Search the data for "informatie". Each line containing it is to be copied.

================================

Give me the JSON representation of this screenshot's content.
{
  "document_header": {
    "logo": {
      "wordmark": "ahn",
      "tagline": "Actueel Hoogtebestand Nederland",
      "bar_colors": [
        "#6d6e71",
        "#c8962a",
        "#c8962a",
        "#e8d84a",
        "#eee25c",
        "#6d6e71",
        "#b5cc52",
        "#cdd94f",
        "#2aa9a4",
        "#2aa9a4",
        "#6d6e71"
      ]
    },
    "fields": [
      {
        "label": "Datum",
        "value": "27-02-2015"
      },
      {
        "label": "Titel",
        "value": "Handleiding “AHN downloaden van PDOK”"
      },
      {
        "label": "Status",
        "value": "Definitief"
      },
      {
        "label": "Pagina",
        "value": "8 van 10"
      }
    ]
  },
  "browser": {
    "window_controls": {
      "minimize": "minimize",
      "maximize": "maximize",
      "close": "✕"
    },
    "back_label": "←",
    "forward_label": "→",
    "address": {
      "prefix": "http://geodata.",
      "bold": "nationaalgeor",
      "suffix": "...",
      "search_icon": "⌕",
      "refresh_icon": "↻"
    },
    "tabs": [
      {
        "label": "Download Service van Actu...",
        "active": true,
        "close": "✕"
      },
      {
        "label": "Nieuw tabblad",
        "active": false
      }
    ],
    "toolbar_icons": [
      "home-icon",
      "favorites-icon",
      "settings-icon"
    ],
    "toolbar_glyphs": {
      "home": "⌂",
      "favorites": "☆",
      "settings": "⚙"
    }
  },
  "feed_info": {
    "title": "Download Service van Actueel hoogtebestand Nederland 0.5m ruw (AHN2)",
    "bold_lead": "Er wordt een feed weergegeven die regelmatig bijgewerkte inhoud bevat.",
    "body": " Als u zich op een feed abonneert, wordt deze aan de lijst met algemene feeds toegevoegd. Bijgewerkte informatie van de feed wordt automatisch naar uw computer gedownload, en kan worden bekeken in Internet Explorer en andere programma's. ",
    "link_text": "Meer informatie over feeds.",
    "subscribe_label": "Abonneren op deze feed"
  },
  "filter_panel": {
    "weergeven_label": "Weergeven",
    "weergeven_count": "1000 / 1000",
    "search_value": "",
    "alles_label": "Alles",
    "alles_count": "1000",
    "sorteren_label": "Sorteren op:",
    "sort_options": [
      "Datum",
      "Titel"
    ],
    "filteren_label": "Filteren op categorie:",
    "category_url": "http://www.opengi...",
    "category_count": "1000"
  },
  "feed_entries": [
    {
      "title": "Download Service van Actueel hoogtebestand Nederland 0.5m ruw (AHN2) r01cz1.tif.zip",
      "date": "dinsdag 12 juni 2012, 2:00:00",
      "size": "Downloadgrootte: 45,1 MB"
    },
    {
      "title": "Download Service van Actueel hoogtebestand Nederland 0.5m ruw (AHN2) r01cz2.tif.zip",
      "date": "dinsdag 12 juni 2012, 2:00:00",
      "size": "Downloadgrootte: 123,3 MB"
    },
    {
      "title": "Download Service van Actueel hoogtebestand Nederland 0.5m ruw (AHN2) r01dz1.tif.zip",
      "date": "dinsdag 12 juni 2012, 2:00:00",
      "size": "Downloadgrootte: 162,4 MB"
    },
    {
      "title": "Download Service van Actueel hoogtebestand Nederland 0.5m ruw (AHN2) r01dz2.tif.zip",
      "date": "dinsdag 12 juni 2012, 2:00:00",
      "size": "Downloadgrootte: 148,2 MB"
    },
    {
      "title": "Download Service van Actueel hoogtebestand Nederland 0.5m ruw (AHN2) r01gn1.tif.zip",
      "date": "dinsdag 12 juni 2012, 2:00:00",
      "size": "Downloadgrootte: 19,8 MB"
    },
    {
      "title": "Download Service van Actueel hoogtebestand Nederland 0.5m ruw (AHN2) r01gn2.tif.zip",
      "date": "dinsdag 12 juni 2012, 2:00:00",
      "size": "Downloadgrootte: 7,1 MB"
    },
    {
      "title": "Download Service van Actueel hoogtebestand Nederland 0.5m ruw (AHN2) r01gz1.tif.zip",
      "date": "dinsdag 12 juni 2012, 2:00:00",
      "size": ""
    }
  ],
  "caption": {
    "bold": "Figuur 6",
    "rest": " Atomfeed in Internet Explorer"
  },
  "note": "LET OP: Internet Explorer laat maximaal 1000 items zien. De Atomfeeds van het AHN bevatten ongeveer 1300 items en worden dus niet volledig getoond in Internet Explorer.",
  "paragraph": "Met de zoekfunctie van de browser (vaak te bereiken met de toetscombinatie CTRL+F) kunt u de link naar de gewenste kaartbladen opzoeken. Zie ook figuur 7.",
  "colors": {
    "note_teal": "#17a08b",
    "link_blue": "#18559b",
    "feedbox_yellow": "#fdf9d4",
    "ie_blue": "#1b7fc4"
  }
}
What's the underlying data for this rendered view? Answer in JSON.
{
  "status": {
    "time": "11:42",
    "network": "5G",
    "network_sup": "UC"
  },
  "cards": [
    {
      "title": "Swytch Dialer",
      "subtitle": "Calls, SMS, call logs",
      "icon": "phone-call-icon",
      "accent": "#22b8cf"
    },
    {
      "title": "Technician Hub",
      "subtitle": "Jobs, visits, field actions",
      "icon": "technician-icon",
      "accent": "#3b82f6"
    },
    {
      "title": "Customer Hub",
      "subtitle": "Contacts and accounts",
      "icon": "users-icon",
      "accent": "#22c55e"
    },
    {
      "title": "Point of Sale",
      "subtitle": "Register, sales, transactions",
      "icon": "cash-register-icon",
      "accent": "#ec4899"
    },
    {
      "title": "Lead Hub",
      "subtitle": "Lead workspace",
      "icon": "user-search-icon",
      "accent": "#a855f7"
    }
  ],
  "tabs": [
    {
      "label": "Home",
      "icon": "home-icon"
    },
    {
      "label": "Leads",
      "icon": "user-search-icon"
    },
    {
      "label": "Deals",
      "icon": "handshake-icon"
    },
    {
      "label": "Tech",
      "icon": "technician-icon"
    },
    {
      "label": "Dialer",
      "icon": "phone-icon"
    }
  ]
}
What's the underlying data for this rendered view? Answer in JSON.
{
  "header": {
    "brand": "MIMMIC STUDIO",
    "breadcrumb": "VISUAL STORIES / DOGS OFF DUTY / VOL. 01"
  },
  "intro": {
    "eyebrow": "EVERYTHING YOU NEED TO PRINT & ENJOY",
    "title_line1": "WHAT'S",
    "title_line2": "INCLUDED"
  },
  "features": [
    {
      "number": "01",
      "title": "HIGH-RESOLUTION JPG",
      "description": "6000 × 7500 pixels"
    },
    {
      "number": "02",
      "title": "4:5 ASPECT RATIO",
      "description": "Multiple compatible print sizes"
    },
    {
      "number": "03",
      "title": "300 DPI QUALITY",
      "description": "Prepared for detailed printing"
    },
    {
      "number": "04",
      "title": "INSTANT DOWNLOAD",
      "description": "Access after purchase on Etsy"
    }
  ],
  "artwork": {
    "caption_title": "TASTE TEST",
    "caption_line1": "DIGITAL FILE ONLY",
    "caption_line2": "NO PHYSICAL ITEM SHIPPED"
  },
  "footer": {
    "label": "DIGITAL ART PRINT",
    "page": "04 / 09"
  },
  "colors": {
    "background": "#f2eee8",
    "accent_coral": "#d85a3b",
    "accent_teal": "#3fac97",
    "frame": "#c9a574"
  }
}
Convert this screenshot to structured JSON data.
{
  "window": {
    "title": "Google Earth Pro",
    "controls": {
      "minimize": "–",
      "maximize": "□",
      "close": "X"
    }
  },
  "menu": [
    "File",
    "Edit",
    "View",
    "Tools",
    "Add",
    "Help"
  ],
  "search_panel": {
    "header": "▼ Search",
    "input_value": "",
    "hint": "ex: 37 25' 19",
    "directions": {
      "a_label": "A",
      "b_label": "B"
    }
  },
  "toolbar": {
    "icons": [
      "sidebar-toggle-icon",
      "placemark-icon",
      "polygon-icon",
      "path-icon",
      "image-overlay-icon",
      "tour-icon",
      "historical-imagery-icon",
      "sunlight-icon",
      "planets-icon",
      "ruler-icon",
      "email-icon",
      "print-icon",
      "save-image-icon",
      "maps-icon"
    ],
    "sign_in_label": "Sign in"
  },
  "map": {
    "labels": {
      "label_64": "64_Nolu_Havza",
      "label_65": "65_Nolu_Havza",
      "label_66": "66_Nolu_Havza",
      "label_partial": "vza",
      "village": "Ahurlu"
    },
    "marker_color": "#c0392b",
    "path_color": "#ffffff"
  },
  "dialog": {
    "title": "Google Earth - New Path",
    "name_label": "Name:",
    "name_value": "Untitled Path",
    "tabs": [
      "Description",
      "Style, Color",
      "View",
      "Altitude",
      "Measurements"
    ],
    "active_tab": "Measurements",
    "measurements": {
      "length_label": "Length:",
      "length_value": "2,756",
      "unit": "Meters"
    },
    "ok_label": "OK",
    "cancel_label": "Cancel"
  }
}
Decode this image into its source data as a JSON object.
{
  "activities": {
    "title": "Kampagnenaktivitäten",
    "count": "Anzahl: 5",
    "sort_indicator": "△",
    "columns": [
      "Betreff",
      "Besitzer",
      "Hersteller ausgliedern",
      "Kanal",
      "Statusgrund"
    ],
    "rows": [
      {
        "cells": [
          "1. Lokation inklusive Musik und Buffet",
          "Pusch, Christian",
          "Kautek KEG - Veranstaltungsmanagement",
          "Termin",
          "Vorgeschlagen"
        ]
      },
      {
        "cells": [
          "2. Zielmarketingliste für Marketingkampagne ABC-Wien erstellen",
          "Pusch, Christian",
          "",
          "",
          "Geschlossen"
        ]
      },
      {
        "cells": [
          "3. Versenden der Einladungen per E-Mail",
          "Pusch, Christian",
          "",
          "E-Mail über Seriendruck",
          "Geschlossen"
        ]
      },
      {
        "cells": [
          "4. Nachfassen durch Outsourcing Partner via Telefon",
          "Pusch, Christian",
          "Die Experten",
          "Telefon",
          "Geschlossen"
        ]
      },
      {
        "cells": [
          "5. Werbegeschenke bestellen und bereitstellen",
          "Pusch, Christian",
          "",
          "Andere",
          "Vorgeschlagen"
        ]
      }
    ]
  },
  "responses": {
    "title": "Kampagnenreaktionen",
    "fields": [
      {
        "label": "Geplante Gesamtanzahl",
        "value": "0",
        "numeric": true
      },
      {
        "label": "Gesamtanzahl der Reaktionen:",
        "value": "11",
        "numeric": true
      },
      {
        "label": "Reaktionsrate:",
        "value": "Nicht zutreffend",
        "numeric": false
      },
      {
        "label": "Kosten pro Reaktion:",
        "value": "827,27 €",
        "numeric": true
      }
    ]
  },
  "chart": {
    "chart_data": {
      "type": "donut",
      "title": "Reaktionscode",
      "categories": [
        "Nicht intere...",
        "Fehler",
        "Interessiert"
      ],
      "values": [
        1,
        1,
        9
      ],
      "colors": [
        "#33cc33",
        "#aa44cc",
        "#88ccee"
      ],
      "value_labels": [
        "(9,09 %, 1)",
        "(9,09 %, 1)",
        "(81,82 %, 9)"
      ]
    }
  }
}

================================

Answer:
    "body": " Als u zich op een feed abonneert, wordt deze aan de lijst met algemene feeds toegevoegd. Bijgewerkte informatie van de feed wordt automatisch naar uw computer gedownload, en kan worden bekeken in Internet Explorer en andere programma's. ",
    "link_text": "Meer informatie over feeds.",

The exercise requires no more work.